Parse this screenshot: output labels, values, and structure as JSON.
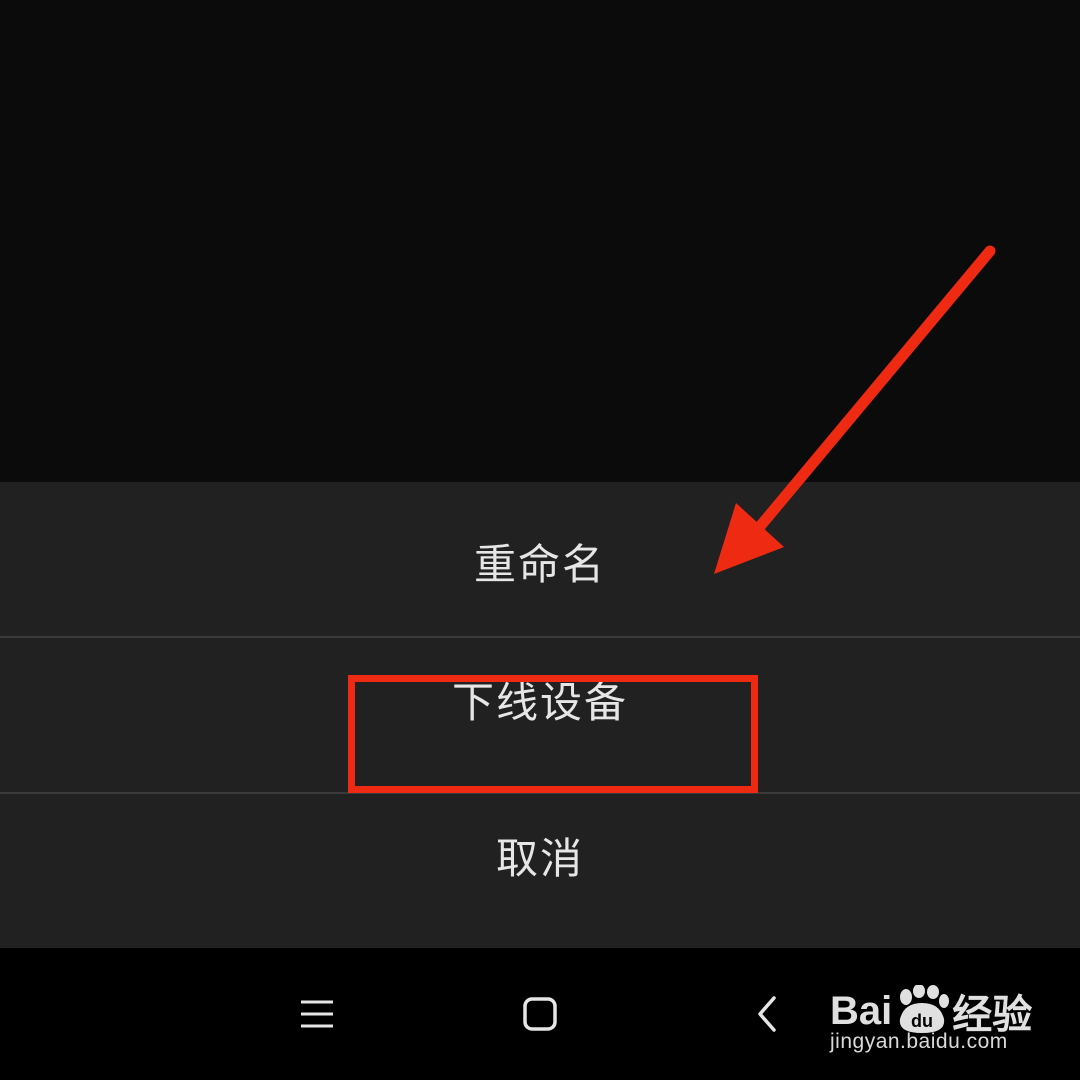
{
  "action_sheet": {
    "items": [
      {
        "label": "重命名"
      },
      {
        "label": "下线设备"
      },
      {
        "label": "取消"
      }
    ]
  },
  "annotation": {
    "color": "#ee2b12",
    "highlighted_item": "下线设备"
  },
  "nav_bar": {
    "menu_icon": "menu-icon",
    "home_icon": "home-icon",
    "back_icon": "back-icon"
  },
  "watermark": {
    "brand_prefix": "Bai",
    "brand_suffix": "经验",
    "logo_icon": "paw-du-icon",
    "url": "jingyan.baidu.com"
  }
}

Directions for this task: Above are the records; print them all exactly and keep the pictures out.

Response to this task:
Parse this screenshot: output labels, values, and structure as JSON.
{
  "action_sheet": {
    "items": [
      {
        "label": "重命名"
      },
      {
        "label": "下线设备"
      },
      {
        "label": "取消"
      }
    ]
  },
  "annotation": {
    "color": "#ee2b12",
    "highlighted_item": "下线设备"
  },
  "nav_bar": {
    "menu_icon": "menu-icon",
    "home_icon": "home-icon",
    "back_icon": "back-icon"
  },
  "watermark": {
    "brand_prefix": "Bai",
    "brand_suffix": "经验",
    "logo_icon": "paw-du-icon",
    "url": "jingyan.baidu.com"
  }
}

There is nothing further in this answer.